-- Opening Marker --

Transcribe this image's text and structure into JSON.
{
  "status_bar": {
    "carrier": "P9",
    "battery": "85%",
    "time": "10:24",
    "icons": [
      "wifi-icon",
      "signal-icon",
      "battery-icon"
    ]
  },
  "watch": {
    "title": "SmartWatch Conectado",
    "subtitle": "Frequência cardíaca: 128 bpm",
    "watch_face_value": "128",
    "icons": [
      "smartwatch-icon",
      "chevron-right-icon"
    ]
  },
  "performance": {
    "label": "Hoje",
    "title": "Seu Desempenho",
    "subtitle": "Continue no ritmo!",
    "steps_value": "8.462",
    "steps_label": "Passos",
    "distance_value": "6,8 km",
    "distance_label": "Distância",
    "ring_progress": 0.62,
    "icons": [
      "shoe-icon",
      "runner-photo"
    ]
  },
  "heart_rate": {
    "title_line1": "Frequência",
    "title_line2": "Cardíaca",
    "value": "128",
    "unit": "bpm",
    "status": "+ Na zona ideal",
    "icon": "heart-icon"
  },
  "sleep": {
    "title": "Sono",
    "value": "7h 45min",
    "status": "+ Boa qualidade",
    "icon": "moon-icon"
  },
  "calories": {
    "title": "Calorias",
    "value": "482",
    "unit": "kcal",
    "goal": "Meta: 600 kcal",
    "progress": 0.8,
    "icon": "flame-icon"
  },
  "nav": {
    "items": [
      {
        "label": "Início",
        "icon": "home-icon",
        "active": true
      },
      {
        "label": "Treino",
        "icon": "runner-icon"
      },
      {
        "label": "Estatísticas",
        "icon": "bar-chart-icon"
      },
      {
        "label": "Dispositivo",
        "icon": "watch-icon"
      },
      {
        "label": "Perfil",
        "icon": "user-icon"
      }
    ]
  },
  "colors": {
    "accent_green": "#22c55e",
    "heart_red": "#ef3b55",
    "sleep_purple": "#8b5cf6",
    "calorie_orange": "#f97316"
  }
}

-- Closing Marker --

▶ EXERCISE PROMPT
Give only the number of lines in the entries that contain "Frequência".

▶ COMPLETED EXERCISE
2